> DATASET EXTRACT:
▬▬▬▬▬▬

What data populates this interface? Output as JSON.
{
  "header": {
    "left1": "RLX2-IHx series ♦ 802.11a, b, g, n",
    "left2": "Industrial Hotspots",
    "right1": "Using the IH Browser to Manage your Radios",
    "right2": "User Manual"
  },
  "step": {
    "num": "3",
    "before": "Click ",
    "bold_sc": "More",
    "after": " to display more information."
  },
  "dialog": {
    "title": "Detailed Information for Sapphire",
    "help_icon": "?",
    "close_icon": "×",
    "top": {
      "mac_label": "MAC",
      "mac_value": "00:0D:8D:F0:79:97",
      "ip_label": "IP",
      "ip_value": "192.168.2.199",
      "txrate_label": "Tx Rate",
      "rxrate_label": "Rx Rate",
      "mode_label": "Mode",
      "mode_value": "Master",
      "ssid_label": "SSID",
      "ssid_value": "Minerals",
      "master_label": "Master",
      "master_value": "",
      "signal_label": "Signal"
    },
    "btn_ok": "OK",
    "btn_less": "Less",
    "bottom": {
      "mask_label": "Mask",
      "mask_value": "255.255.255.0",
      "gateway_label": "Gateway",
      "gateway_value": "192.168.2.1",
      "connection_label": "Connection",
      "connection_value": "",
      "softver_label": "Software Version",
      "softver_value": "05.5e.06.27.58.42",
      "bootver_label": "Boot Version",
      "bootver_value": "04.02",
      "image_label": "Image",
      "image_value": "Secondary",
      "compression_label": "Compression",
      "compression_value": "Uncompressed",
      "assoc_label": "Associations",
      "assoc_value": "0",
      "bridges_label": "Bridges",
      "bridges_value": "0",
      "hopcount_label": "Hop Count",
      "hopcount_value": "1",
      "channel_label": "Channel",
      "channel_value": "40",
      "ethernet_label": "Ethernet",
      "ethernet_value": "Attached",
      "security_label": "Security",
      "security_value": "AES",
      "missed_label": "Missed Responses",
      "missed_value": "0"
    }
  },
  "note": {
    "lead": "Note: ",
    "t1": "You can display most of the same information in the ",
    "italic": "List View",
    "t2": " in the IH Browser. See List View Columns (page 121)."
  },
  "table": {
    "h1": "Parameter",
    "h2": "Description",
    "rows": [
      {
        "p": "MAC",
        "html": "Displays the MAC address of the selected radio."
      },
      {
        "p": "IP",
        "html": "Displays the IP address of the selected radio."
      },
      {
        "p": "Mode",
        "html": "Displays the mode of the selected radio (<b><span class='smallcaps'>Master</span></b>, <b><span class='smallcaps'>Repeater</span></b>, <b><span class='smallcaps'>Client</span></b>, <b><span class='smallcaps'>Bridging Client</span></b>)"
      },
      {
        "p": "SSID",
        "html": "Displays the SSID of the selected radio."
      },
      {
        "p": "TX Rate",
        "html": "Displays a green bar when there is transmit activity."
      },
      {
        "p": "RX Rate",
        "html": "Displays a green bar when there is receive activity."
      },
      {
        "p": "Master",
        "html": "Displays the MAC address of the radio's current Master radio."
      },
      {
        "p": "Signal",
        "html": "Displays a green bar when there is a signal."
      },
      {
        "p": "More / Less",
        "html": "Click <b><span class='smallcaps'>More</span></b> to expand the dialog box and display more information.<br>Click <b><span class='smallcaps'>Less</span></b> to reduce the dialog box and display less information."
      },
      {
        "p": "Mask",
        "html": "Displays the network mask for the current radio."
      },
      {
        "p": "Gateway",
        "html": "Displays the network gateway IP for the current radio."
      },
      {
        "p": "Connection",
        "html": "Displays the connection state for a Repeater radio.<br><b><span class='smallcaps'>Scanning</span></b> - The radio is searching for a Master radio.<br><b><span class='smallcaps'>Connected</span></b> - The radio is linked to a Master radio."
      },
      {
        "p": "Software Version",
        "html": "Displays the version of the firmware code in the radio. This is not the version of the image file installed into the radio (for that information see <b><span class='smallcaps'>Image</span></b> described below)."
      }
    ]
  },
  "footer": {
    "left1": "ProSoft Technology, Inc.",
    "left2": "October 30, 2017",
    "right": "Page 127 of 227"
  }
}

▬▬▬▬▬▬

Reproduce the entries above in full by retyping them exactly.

> SOLUTION TO THE PROBLEM:
What data populates this interface? Output as JSON.
{
  "header": {
    "left1": "RLX2-IHx series ♦ 802.11a, b, g, n",
    "left2": "Industrial Hotspots",
    "right1": "Using the IH Browser to Manage your Radios",
    "right2": "User Manual"
  },
  "step": {
    "num": "3",
    "before": "Click ",
    "bold_sc": "More",
    "after": " to display more information."
  },
  "dialog": {
    "title": "Detailed Information for Sapphire",
    "help_icon": "?",
    "close_icon": "×",
    "top": {
      "mac_label": "MAC",
      "mac_value": "00:0D:8D:F0:79:97",
      "ip_label": "IP",
      "ip_value": "192.168.2.199",
      "txrate_label": "Tx Rate",
      "rxrate_label": "Rx Rate",
      "mode_label": "Mode",
      "mode_value": "Master",
      "ssid_label": "SSID",
      "ssid_value": "Minerals",
      "master_label": "Master",
      "master_value": "",
      "signal_label": "Signal"
    },
    "btn_ok": "OK",
    "btn_less": "Less",
    "bottom": {
      "mask_label": "Mask",
      "mask_value": "255.255.255.0",
      "gateway_label": "Gateway",
      "gateway_value": "192.168.2.1",
      "connection_label": "Connection",
      "connection_value": "",
      "softver_label": "Software Version",
      "softver_value": "05.5e.06.27.58.42",
      "bootver_label": "Boot Version",
      "bootver_value": "04.02",
      "image_label": "Image",
      "image_value": "Secondary",
      "compression_label": "Compression",
      "compression_value": "Uncompressed",
      "assoc_label": "Associations",
      "assoc_value": "0",
      "bridges_label": "Bridges",
      "bridges_value": "0",
      "hopcount_label": "Hop Count",
      "hopcount_value": "1",
      "channel_label": "Channel",
      "channel_value": "40",
      "ethernet_label": "Ethernet",
      "ethernet_value": "Attached",
      "security_label": "Security",
      "security_value": "AES",
      "missed_label": "Missed Responses",
      "missed_value": "0"
    }
  },
  "note": {
    "lead": "Note: ",
    "t1": "You can display most of the same information in the ",
    "italic": "List View",
    "t2": " in the IH Browser. See List View Columns (page 121)."
  },
  "table": {
    "h1": "Parameter",
    "h2": "Description",
    "rows": [
      {
        "p": "MAC",
        "html": "Displays the MAC address of the selected radio."
      },
      {
        "p": "IP",
        "html": "Displays the IP address of the selected radio."
      },
      {
        "p": "Mode",
        "html": "Displays the mode of the selected radio (<b><span class='smallcaps'>Master</span></b>, <b><span class='smallcaps'>Repeater</span></b>, <b><span class='smallcaps'>Client</span></b>, <b><span class='smallcaps'>Bridging Client</span></b>)"
      },
      {
        "p": "SSID",
        "html": "Displays the SSID of the selected radio."
      },
      {
        "p": "TX Rate",
        "html": "Displays a green bar when there is transmit activity."
      },
      {
        "p": "RX Rate",
        "html": "Displays a green bar when there is receive activity."
      },
      {
        "p": "Master",
        "html": "Displays the MAC address of the radio's current Master radio."
      },
      {
        "p": "Signal",
        "html": "Displays a green bar when there is a signal."
      },
      {
        "p": "More / Less",
        "html": "Click <b><span class='smallcaps'>More</span></b> to expand the dialog box and display more information.<br>Click <b><span class='smallcaps'>Less</span></b> to reduce the dialog box and display less information."
      },
      {
        "p": "Mask",
        "html": "Displays the network mask for the current radio."
      },
      {
        "p": "Gateway",
        "html": "Displays the network gateway IP for the current radio."
      },
      {
        "p": "Connection",
        "html": "Displays the connection state for a Repeater radio.<br><b><span class='smallcaps'>Scanning</span></b> - The radio is searching for a Master radio.<br><b><span class='smallcaps'>Connected</span></b> - The radio is linked to a Master radio."
      },
      {
        "p": "Software Version",
        "html": "Displays the version of the firmware code in the radio. This is not the version of the image file installed into the radio (for that information see <b><span class='smallcaps'>Image</span></b> described below)."
      }
    ]
  },
  "footer": {
    "left1": "ProSoft Technology, Inc.",
    "left2": "October 30, 2017",
    "right": "Page 127 of 227"
  }
}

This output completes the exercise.